By Tara Kyle
CHELSEA — Even as they fight for fiscal survival, leaders of a debt-ridden Episcopal seminary are tackling a second battle — soothing years of tensions with their Chelsea neighbors.
For over 150 years, the General Theological Seminary (GTS), the world's oldest Anglican institution of its kind, has maintained a quiet, grass-covered enclave within the borders of Ninth and Tenth avenues and 20th and 21st streets. But last week, debts totaling $41 million forced the sale of several properties inside the campus and across the street to luxury residential developer the Brodsky Organization.
"The pain of selling assets for our trustees is as painful as it gets," interim president Reverend Lang Lowrey said as he presented GTS' financial "Plan to Choose Life" at a crowded community meeting Tuesday night.
"Churches don't always run great businesses. … We're trying to build a better business," Lowrey added.
The sale is sparking concerns because it includes landmarked properties and a building where apartments are rented to members of the public, who now fear possible eviction.
But Lowrey, a Georgia transplant brought on just four months ago to help bring the Seminary back to solvency, is also confronting a history of strained neighborhood relations. These stem from a controversial 2007 plan to erect a 17-story tower on campus, and the status of the Desmond Tutu Conference Center, which some Chelsea residents believe is operated more like a hotel than as a resource for non-profits.
Lowrey asserted that the Tutu Center, operated by Aramark, is a conference center for events concerned with peace and justice.
"We market only to non-profit activities," Lowrey said.
However, some audience members disagreed and responded with a chorus of "that's not true." Sandy Rosin, a 22nd Street resident, pointed out that the Tutu Center's top Google search result points to a listing at Booking.com.
GTS staff responded that while they do welcome friends and family of the Episcopal Church for overnight stays, the site also hosted 30 conferences in 2010 for groups including the Michael J. Fox Foundation and American Cancer Society.
"It's important to recognize that there continues to linger this deep distrust between people in the neighborhood and the Seminary," Community Board 4 member Corey Johnson said following the Tutu Center outburst. "Hopefully that will change."
Area residents also repeatedly asked about what plans the Brodsky Organization has to alter the buildings in the deal, which include Chelsea Square Nos. 2, 3 and 4, 422 West 20th St. and the campus' historic West Building.

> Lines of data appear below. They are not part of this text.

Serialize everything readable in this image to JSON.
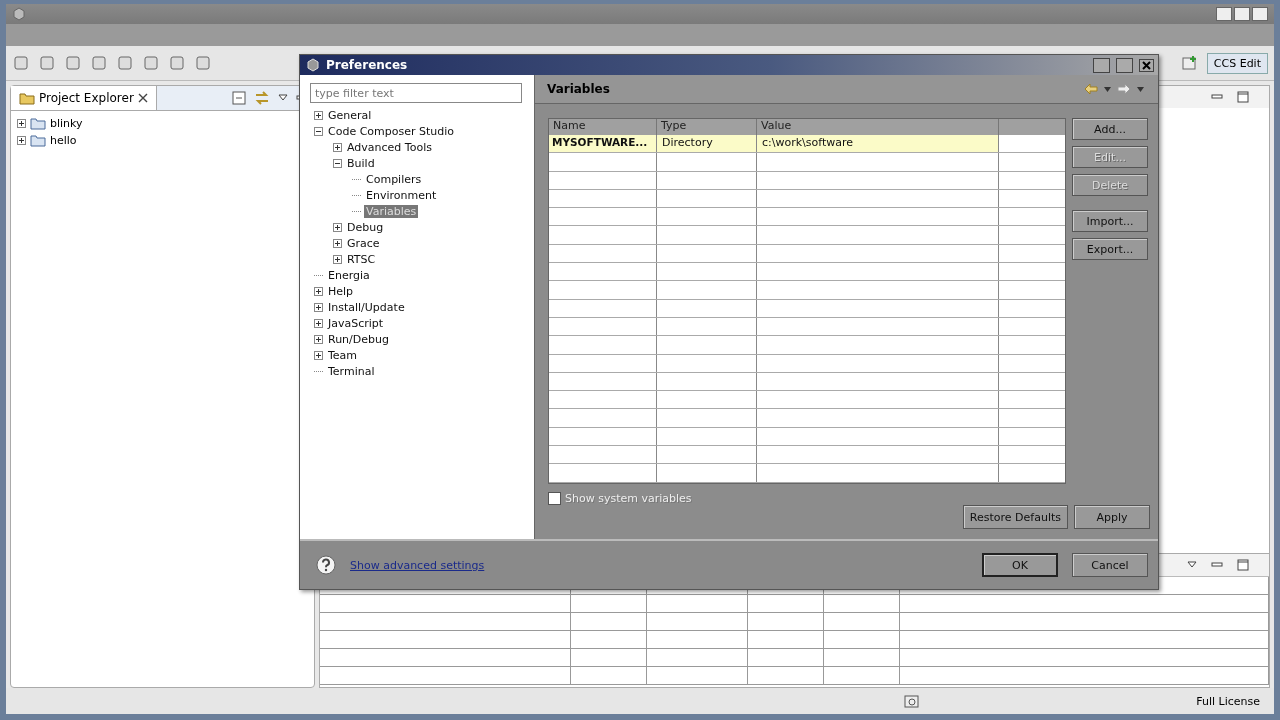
{
  "explorer": {
    "title": "Project Explorer",
    "items": [
      {
        "label": "blinky",
        "expanded": false
      },
      {
        "label": "hello",
        "expanded": false
      }
    ]
  },
  "perspective": {
    "label": "CCS Edit",
    "selected": true
  },
  "dialog": {
    "title": "Preferences",
    "filter": {
      "placeholder": "type filter text"
    },
    "tree": [
      {
        "label": "General",
        "expanded": false,
        "selected": false
      },
      {
        "label": "Code Composer Studio",
        "expanded": true,
        "selected": false,
        "children": [
          {
            "label": "Advanced Tools",
            "expanded": false,
            "selected": false
          },
          {
            "label": "Build",
            "expanded": true,
            "selected": false,
            "children": [
              {
                "label": "Compilers",
                "selected": false
              },
              {
                "label": "Environment",
                "selected": false
              },
              {
                "label": "Variables",
                "selected": true
              }
            ]
          },
          {
            "label": "Debug",
            "expanded": false,
            "selected": false
          },
          {
            "label": "Grace",
            "expanded": false,
            "selected": false
          },
          {
            "label": "RTSC",
            "expanded": false,
            "selected": false
          }
        ]
      },
      {
        "label": "Energia",
        "selected": false
      },
      {
        "label": "Help",
        "expanded": false,
        "selected": false
      },
      {
        "label": "Install/Update",
        "expanded": false,
        "selected": false
      },
      {
        "label": "JavaScript",
        "expanded": false,
        "selected": false
      },
      {
        "label": "Run/Debug",
        "expanded": false,
        "selected": false
      },
      {
        "label": "Team",
        "expanded": false,
        "selected": false
      },
      {
        "label": "Terminal",
        "selected": false
      }
    ],
    "page": {
      "title": "Variables",
      "table": {
        "columns": [
          "Name",
          "Type",
          "Value"
        ],
        "rows": [
          {
            "name": "MYSOFTWARE...",
            "type": "Directory",
            "value": "c:\\work\\software",
            "selected": true
          }
        ]
      },
      "side_buttons": [
        {
          "label": "Add...",
          "disabled": false
        },
        {
          "label": "Edit...",
          "disabled": true
        },
        {
          "label": "Delete",
          "disabled": true
        },
        {
          "label": "Import...",
          "disabled": false
        },
        {
          "label": "Export...",
          "disabled": false
        }
      ],
      "show_system_variables": {
        "label": "Show system variables",
        "checked": false
      },
      "buttons": [
        {
          "label": "Restore Defaults",
          "disabled": false
        },
        {
          "label": "Apply",
          "disabled": false
        }
      ]
    },
    "help_link": "Show advanced settings",
    "buttons": [
      {
        "label": "OK",
        "default": true
      },
      {
        "label": "Cancel",
        "default": false
      }
    ]
  },
  "status_bar": {
    "license": "Full License"
  }
}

Landmark status should prevent developer Daniel Brodsky from substantially altering the exteriors, Lowrey said. However, he pointed out that the West Building requires an interior gutting to avoid falling into total disrepair. He also repeatedly expressed support for Brodsky's character and a belief that he will maintain the sacred nature of the properties, but acknowledged that ultimately developers will act according to their own financial interests.
Community members repeatedly asserted that Brodsky should engage in dialogue with the public.

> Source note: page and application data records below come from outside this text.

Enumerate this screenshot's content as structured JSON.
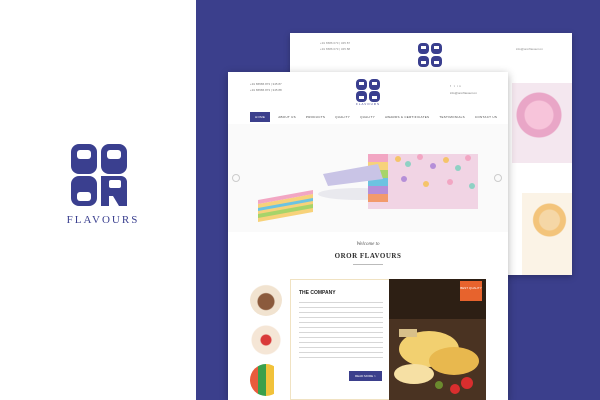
{
  "brand": {
    "mark_text": "OROR",
    "wordmark": "FLAVOURS",
    "color": "#3a3f8f"
  },
  "colors": {
    "panel": "#3b3f8c",
    "accent": "#e7632d"
  },
  "back_screen": {
    "phone_1": "+91 6586 073 | 345 87",
    "phone_2": "+91 6586 073 | 345 88",
    "email": "info@ororflavours.in"
  },
  "front_screen": {
    "phone_1": "+91 86586 873 | 345 87",
    "phone_2": "+91 86586 873 | 345 88",
    "email": "info@ororflavours.in",
    "logo_sub": "FLAVOURS",
    "nav": [
      {
        "label": "HOME",
        "active": true
      },
      {
        "label": "ABOUT US",
        "active": false
      },
      {
        "label": "PRODUCTS",
        "active": false
      },
      {
        "label": "QUALITY",
        "active": false
      },
      {
        "label": "QUALITY",
        "active": false
      },
      {
        "label": "AWARDS & CERTIFICATES",
        "active": false
      },
      {
        "label": "TESTIMONIALS",
        "active": false
      },
      {
        "label": "CONTACT US",
        "active": false
      }
    ],
    "welcome": "Welcome to",
    "title": "OROR FLAVOURS",
    "company": {
      "heading": "THE COMPANY",
      "button": "READ MORE >"
    },
    "badge": "BEST QUALITY"
  }
}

Lowrey pledged to continue community outreach over the course of the year it will take to bring the real estate turnover to completion, beginning with meetings with residents at 422 W. 20th Street. He reminded attendees that the seminary's actions are a last resort against crippling debts and a precipitous drop in the endowment from $45 million in 2000 to just $13 million today.
"The world is changing. It used to be that you kind of did borrow from God," Lowrey said, drawing on Biblical analogies such as the Israelites time in the desert following their escape from Egypt. "We [have] put all hands on deck to save this place."
But not everyone left the meeting satisfied, indicating that community relations may be an ongoing challenge over the next year.
Lesley Doyel, president of neighborhood advocacy group Save Chelsea, said she found GTS representatives "very evasive" in their answers about topics including the Tutu Center.
The most important next step, she said, will be for Brodsky to participate in a public meeting.
Patricia Henrich, an 18-year resident of GTS' W. 20th Street block, echoed Doyel's concerns, explaining that a deep love for the area motivated her.
"What concerns us most is that the seminary is not going to turn over to all high end development," Heinrich said. "All of Manhattan used to be like this, and it's not anymore. We're just trying to hang on."